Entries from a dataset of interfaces
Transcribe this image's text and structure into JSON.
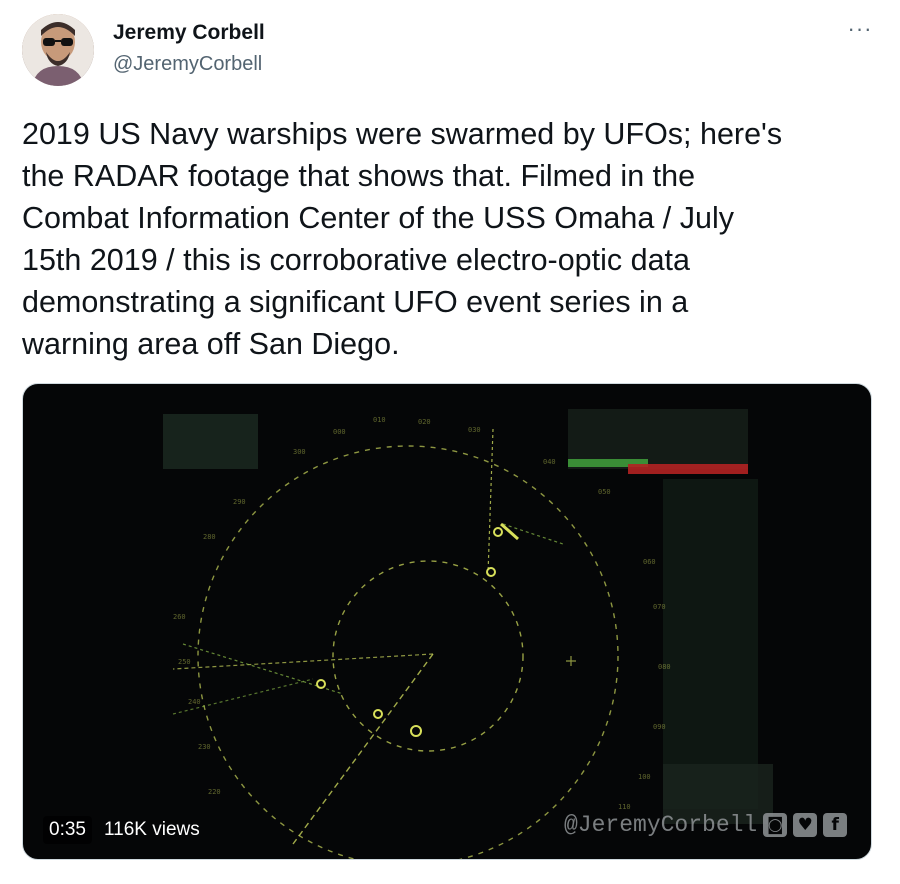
{
  "author": {
    "name": "Jeremy Corbell",
    "handle": "@JeremyCorbell",
    "avatar_icon": "profile-photo"
  },
  "more_icon": "more-horizontal-icon",
  "more_label": "···",
  "tweet": {
    "lines": [
      "2019 US Navy warships were swarmed by UFOs; here's",
      "the RADAR footage that shows that. Filmed in the",
      "Combat Information Center of the USS Omaha / July",
      "15th 2019 / this is corroborative electro-optic data",
      "demonstrating a significant UFO event series in a",
      "warning area off San Diego."
    ]
  },
  "video": {
    "duration": "0:35",
    "views": "116K views",
    "watermark": "@JeremyCorbell",
    "watermark_icons": [
      "instagram-icon",
      "twitter-icon",
      "facebook-icon"
    ],
    "radar_color": "#c8d45a",
    "background_color": "#050607"
  }
}
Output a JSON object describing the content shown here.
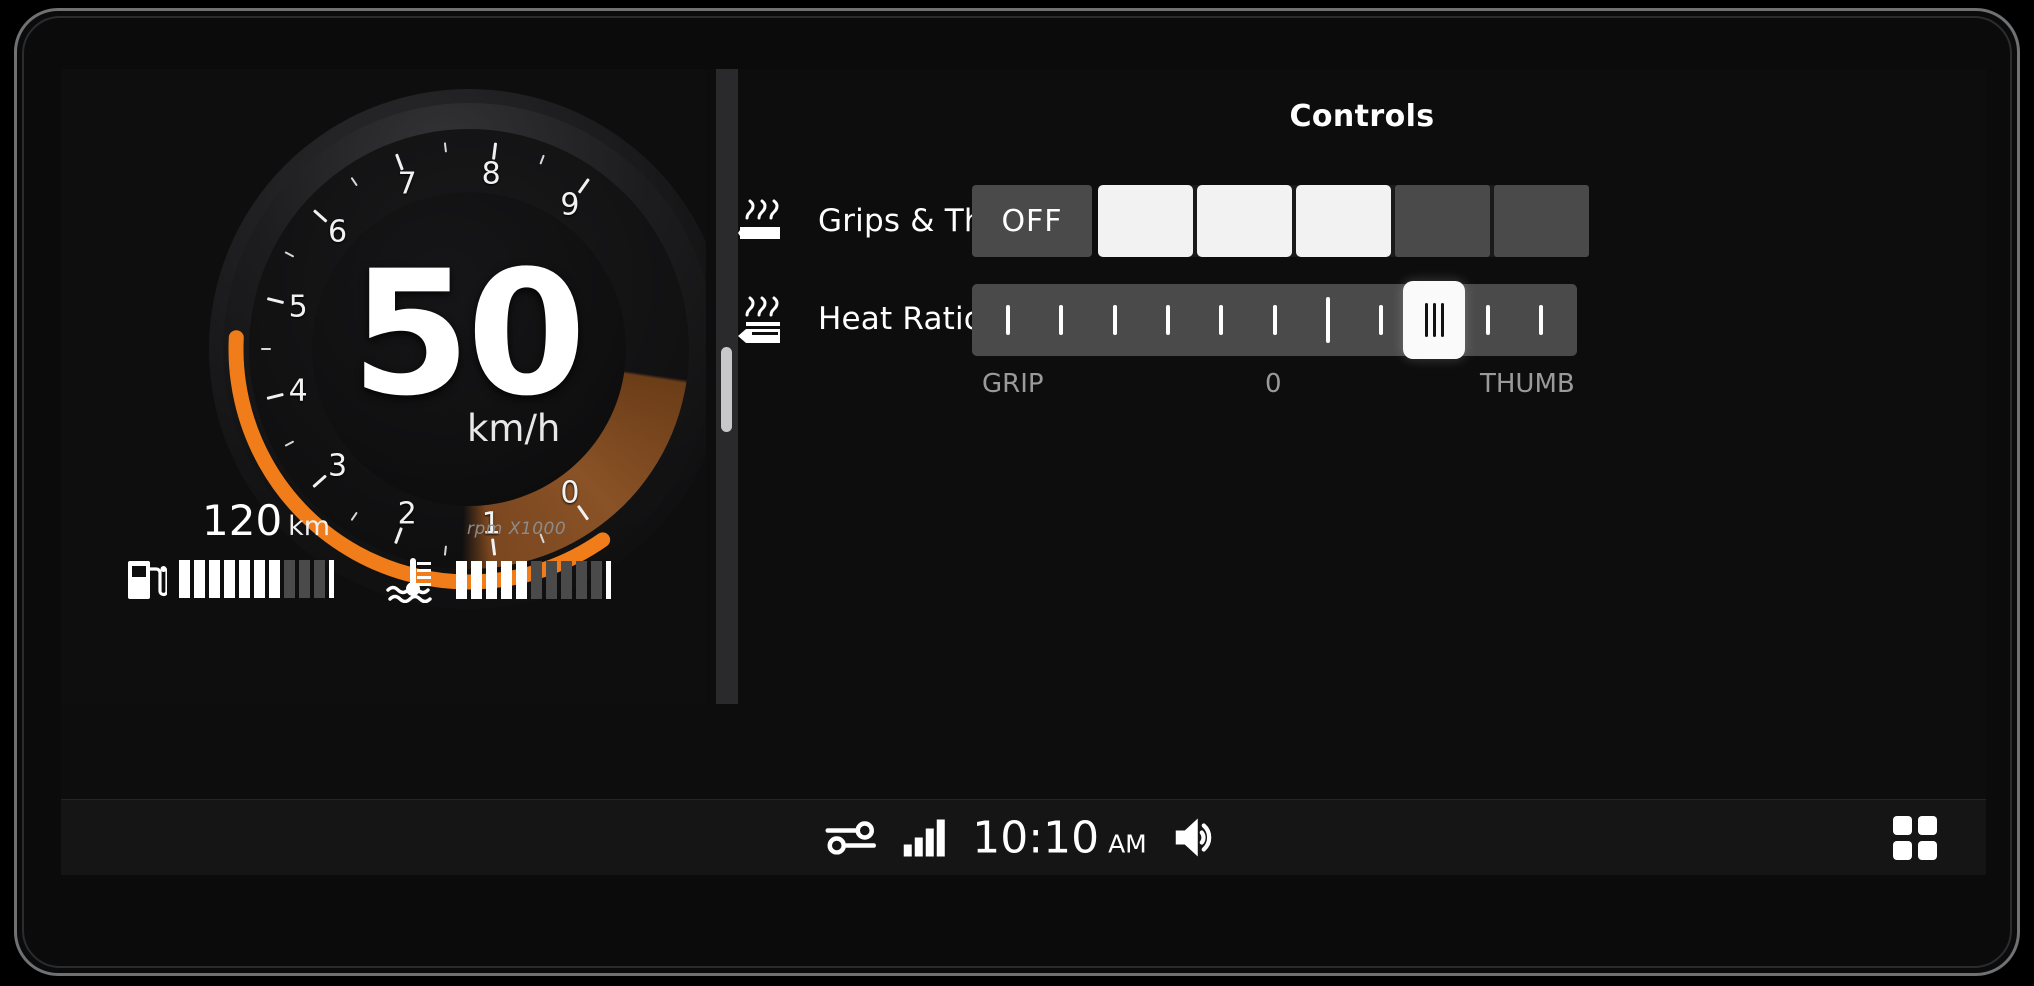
{
  "cluster": {
    "speed_value": "50",
    "speed_unit": "km/h",
    "rpm_label": "rpm X1000",
    "odometer_value": "120",
    "odometer_unit": "km",
    "tach_labels": [
      "0",
      "1",
      "2",
      "3",
      "4",
      "5",
      "6",
      "7",
      "8",
      "9"
    ],
    "tach_max": 9,
    "tach_needle_rpm": 4.6,
    "fuel": {
      "icon": "fuel-pump-icon",
      "total_bars": 10,
      "filled_bars": 7
    },
    "temp": {
      "icon": "coolant-temperature-icon",
      "total_bars": 10,
      "filled_bars": 5
    },
    "accent_color": "#f07d1a",
    "sweep_color": "#8a5226"
  },
  "divider": {
    "name": "vertical-scrollbar",
    "thumb_position_pct": 44
  },
  "controls": {
    "title": "Controls",
    "rows": [
      {
        "icon": "heated-grips-icon",
        "label": "Grips & Thumb",
        "type": "segmented",
        "off_label": "OFF",
        "segments": 5,
        "active_segments": 3
      },
      {
        "icon": "heat-ratio-icon",
        "label": "Heat Ratio",
        "type": "slider",
        "ticks": 11,
        "value_index": 8,
        "center_index": 6,
        "scale_left": "GRIP",
        "scale_center": "0",
        "scale_right": "THUMB"
      }
    ]
  },
  "statusbar": {
    "settings_icon": "sliders-icon",
    "signal_icon": "signal-bars-icon",
    "time": "10:10",
    "ampm": "AM",
    "volume_icon": "speaker-volume-icon",
    "grid_icon": "app-grid-icon"
  }
}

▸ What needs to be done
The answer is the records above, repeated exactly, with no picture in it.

▸ Solved problem
Transcribe this image's text and structure into JSON.
{
  "author": {
    "name": "Jeremy Corbell",
    "handle": "@JeremyCorbell",
    "avatar_icon": "profile-photo"
  },
  "more_icon": "more-horizontal-icon",
  "more_label": "···",
  "tweet": {
    "lines": [
      "2019 US Navy warships were swarmed by UFOs; here's",
      "the RADAR footage that shows that. Filmed in the",
      "Combat Information Center of the USS Omaha / July",
      "15th 2019 / this is corroborative electro-optic data",
      "demonstrating a significant UFO event series in a",
      "warning area off San Diego."
    ]
  },
  "video": {
    "duration": "0:35",
    "views": "116K views",
    "watermark": "@JeremyCorbell",
    "watermark_icons": [
      "instagram-icon",
      "twitter-icon",
      "facebook-icon"
    ],
    "radar_color": "#c8d45a",
    "background_color": "#050607"
  }
}
Output a JSON object describing the content shown here.
{
  "cluster": {
    "speed_value": "50",
    "speed_unit": "km/h",
    "rpm_label": "rpm X1000",
    "odometer_value": "120",
    "odometer_unit": "km",
    "tach_labels": [
      "0",
      "1",
      "2",
      "3",
      "4",
      "5",
      "6",
      "7",
      "8",
      "9"
    ],
    "tach_max": 9,
    "tach_needle_rpm": 4.6,
    "fuel": {
      "icon": "fuel-pump-icon",
      "total_bars": 10,
      "filled_bars": 7
    },
    "temp": {
      "icon": "coolant-temperature-icon",
      "total_bars": 10,
      "filled_bars": 5
    },
    "accent_color": "#f07d1a",
    "sweep_color": "#8a5226"
  },
  "divider": {
    "name": "vertical-scrollbar",
    "thumb_position_pct": 44
  },
  "controls": {
    "title": "Controls",
    "rows": [
      {
        "icon": "heated-grips-icon",
        "label": "Grips & Thumb",
        "type": "segmented",
        "off_label": "OFF",
        "segments": 5,
        "active_segments": 3
      },
      {
        "icon": "heat-ratio-icon",
        "label": "Heat Ratio",
        "type": "slider",
        "ticks": 11,
        "value_index": 8,
        "center_index": 6,
        "scale_left": "GRIP",
        "scale_center": "0",
        "scale_right": "THUMB"
      }
    ]
  },
  "statusbar": {
    "settings_icon": "sliders-icon",
    "signal_icon": "signal-bars-icon",
    "time": "10:10",
    "ampm": "AM",
    "volume_icon": "speaker-volume-icon",
    "grid_icon": "app-grid-icon"
  }
}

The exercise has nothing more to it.